(Data records for software interfaces)
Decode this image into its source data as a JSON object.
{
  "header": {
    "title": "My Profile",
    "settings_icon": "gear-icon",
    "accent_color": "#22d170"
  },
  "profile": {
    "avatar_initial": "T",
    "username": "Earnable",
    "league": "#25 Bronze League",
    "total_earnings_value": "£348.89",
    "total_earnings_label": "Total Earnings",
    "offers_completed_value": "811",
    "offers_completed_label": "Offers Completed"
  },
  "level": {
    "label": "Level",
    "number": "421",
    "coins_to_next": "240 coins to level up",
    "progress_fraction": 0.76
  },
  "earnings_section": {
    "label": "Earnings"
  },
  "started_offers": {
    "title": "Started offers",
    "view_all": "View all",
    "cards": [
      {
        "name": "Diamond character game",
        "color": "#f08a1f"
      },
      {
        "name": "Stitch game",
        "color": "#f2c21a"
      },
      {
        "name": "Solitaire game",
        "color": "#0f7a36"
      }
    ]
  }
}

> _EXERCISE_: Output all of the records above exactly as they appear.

> _OUTPUT FOR THIS EXERCISE_:
Decode this image into its source data as a JSON object.
{
  "header": {
    "title": "My Profile",
    "settings_icon": "gear-icon",
    "accent_color": "#22d170"
  },
  "profile": {
    "avatar_initial": "T",
    "username": "Earnable",
    "league": "#25 Bronze League",
    "total_earnings_value": "£348.89",
    "total_earnings_label": "Total Earnings",
    "offers_completed_value": "811",
    "offers_completed_label": "Offers Completed"
  },
  "level": {
    "label": "Level",
    "number": "421",
    "coins_to_next": "240 coins to level up",
    "progress_fraction": 0.76
  },
  "earnings_section": {
    "label": "Earnings"
  },
  "started_offers": {
    "title": "Started offers",
    "view_all": "View all",
    "cards": [
      {
        "name": "Diamond character game",
        "color": "#f08a1f"
      },
      {
        "name": "Stitch game",
        "color": "#f2c21a"
      },
      {
        "name": "Solitaire game",
        "color": "#0f7a36"
      }
    ]
  }
}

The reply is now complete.